Use Them All
You don’t have to design your plugin to use only one method of interaction. Yes, you can use them all! Lets say your are developing a WordPress website for movie reviews. You can use:
- a shortcode to insert a “star rating” anywhere in the review post
- a widget that acts as a slider showing the 5 most recently reviewed movies
- a meta boxes that can capture the genre, release year and director’s name which can then be used to organise your reviews on your website
The key is depending on which method of interaction you use, you will be using different APIs and functions provided by WordPress.
- Dropcap (like that “M” above)
- Tooltip for definitions and abbreviations
- Message boxes (like this yellow one)
- Toggle that will help my website visitors display and hide content
- Tab that will help my website visitors switch between various contents
Considering that all of my requirements are specific to text formatting which I will only use while I am writing an article, I am going to use shortcodes with a button for the TinyMCE editor.
Step #2 Choose a WordPress Plugin Name
Here are 3 things to remember when you choose a plugin name. Keep your plugin name
- Simple: Keep your plugins names simple with no special characters.
- Descriptive: I said simple, not silly. So don’t go for xyz or abc. Go for something that makes sense, because once you have a bunch of plugins, you will forget what is what.
- Unique: All WordPress plugins exist in the same folder. If your plugin file name is too generic, you are going to “bump” into another with the same name. And let me tell you – that is going to be more awkward than bumping into a lady with the same dress as you at the supermarket.
For my example, I am going to be creating a plugin that helps me format content. You will know what I am talking about as you go on.
I am calling my plugin – sony-posh-content – because I am going to make my content look “posh” through these 5 features.
Step #3 Setup Files and Folders
Plugins always reside in the wp-content/plugins/ folder. Under plugins folder, create a folder “plugin-name”. In my case, I created a folder called “sony-posh-content”.

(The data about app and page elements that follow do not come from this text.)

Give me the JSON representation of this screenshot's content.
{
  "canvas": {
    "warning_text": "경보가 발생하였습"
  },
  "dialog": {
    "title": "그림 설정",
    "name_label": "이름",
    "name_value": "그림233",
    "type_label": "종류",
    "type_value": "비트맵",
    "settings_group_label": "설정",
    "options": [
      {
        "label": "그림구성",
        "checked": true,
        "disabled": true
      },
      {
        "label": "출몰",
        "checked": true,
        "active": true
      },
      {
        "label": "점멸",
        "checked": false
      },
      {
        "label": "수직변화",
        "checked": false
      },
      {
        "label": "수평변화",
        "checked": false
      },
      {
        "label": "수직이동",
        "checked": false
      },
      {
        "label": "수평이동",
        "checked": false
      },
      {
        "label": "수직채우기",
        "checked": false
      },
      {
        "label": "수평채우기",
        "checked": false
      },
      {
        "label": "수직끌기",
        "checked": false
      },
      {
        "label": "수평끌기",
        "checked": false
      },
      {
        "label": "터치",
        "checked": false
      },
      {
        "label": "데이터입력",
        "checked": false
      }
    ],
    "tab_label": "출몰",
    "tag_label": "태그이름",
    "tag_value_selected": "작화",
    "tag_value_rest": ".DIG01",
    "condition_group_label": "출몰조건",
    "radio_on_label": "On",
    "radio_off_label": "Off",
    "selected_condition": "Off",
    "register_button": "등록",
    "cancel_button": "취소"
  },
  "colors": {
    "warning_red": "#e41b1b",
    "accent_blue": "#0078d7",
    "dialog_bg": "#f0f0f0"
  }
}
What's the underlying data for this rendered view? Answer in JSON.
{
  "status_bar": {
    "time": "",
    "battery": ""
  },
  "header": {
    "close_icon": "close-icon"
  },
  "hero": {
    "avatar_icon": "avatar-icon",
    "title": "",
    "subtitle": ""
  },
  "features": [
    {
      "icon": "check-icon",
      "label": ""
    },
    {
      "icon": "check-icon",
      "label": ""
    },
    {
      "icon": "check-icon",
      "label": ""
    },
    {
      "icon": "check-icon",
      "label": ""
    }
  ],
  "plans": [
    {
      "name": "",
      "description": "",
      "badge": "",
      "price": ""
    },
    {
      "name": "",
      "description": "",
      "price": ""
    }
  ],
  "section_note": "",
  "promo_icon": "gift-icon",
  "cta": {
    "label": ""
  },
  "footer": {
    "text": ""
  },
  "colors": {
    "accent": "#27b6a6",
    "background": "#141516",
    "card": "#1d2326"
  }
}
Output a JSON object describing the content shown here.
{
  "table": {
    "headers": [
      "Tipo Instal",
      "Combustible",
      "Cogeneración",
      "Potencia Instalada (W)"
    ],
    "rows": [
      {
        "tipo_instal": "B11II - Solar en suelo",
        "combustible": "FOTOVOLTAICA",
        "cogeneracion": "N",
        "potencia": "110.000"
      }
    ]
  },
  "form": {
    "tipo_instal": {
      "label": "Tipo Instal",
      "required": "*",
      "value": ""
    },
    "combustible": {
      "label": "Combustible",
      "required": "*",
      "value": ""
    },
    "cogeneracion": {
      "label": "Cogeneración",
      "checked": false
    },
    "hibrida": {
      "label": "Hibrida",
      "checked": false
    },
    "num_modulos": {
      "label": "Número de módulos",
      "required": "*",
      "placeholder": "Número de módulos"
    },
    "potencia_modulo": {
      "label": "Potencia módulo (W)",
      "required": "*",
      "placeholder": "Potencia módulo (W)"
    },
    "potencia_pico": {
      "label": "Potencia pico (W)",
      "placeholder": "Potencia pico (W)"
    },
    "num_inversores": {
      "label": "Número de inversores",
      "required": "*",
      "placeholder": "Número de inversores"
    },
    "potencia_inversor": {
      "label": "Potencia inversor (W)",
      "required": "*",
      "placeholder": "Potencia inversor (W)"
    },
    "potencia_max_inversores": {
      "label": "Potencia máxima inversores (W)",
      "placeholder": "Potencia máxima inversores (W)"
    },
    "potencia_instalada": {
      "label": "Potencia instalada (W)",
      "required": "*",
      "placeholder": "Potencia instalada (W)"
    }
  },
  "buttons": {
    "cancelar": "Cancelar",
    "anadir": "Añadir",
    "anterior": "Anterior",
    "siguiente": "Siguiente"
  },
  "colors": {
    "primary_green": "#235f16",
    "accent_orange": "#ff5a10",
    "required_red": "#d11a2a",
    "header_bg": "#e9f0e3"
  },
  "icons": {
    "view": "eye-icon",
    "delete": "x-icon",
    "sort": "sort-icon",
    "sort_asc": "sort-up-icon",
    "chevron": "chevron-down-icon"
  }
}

Then I went about creating a bunch of files and folders.
Here is what these files mean:
- sony-posh-content.php (this is the main PHP file for my plugin)
- /includes (for other PHP files)
- /css (for my CSS files)
- /images (for my images files)
- uninstall.php (for uninstalling my plugin)
- readme.txt (an overview file about my plugin)
Don’t worry about the contents of these yet. I will be telling you more about these in my subsequent articles.
Step #4 Create your WordPress Plugin Header
Every WordPress plugin must have a plugin header. You need to add it at the top of the main PHP file (the one with the plugin name as the filename). WordPress has defined how your plugin header should look like and here is an example from the WordPress codex page:
Plugin Name: Health Check
Plugin URI: https://wordpress.org/plugins/health-check/
Description: Checks the health of your WordPress install
Author: The Health Check Team
Author URI: http://health-check-team.example.com
Text Domain: health-check
Domain Path: /languages
License URI: http://www.gnu.org/licenses/gpl-2.0.txt
If you are developing a plugin to release to the public, then those last two lines with regards to the license is a must-have. GPL-2.0 is a very popular open source license that ascertains that there is no warranty this protecting the developer from liability if someone claims that the plugin destroyed one’s website. Also, it is worth noting that WordPress plugin can be released with a GPL compatible license only. You can put a price on it, but if released the source code should be made visible to the purchaser and they should be free to make further changes to it.
Here is what I have written down for my Plugin header
And this is what it looks like under the Plugin list.
BOOKS THAT HELPED
Two books that helped with my journey are:
- WordPress Plugin Development – Getting Started
- Using Hooks & Shortcodes in WordPress Plugin
- How to create TinyMCE Editor Buttons for your Plugin?